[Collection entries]
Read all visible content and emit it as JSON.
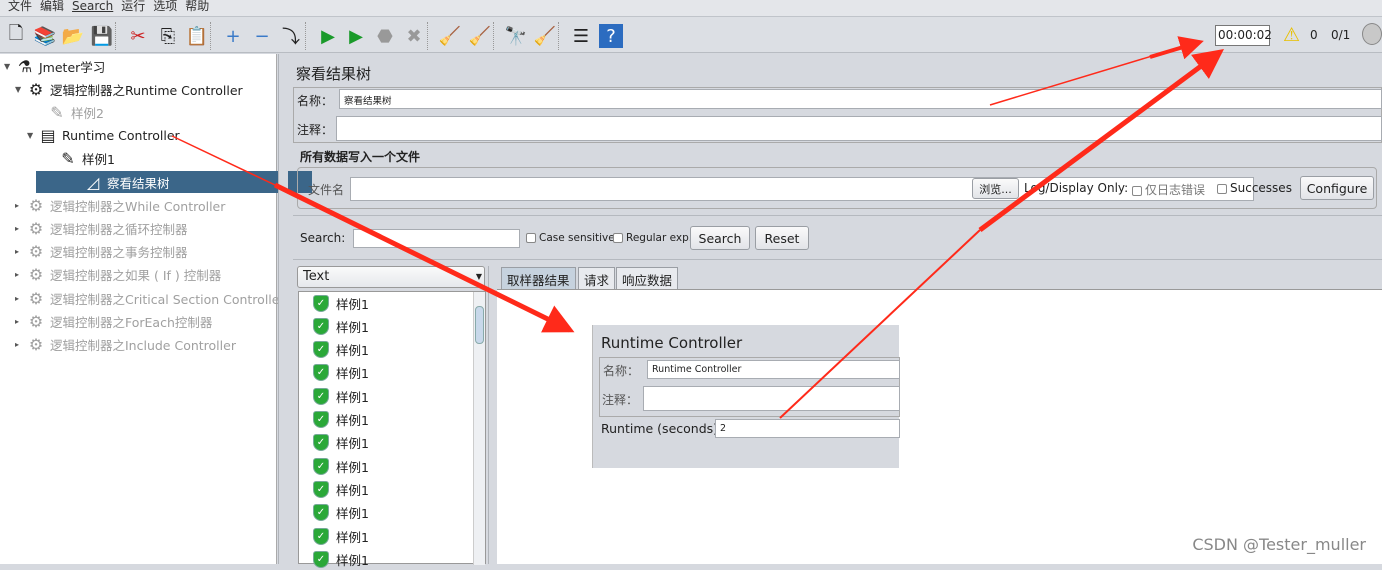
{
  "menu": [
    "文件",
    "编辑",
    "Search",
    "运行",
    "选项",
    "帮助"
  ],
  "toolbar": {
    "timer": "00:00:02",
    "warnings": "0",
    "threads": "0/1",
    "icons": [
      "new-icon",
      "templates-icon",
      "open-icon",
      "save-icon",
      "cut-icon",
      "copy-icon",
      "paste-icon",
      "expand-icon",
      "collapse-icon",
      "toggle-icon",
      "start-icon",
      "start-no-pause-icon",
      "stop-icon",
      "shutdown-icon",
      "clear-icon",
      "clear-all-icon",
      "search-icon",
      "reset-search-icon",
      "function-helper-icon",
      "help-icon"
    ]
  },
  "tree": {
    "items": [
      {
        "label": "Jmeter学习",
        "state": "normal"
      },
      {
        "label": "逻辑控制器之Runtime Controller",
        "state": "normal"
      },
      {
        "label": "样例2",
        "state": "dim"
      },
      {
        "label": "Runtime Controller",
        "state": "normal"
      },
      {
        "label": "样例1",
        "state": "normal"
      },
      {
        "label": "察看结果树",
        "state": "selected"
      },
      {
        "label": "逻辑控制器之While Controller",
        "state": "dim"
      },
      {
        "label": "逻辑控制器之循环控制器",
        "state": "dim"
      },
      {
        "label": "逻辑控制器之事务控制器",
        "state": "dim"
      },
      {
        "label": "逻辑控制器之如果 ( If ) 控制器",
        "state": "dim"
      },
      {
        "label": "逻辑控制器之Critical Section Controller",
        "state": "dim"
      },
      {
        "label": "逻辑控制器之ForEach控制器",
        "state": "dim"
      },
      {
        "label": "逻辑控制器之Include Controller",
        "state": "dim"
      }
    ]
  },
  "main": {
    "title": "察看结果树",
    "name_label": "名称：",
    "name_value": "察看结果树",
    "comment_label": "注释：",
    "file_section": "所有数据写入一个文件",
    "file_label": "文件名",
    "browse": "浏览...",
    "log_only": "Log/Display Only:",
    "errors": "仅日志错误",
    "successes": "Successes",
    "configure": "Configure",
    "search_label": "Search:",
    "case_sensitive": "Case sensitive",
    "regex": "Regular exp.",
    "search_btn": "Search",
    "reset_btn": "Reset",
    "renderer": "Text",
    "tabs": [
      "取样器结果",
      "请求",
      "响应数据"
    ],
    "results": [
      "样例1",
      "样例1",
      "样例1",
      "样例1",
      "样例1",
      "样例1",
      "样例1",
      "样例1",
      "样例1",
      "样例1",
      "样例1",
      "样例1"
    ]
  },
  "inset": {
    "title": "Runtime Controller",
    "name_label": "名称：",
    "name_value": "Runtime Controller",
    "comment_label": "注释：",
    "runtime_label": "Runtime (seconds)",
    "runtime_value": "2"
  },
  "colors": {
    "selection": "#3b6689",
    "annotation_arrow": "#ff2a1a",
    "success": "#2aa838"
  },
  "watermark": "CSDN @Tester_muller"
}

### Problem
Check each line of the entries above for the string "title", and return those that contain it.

### Task response
    "title": "察看结果树",
    "title": "Runtime Controller",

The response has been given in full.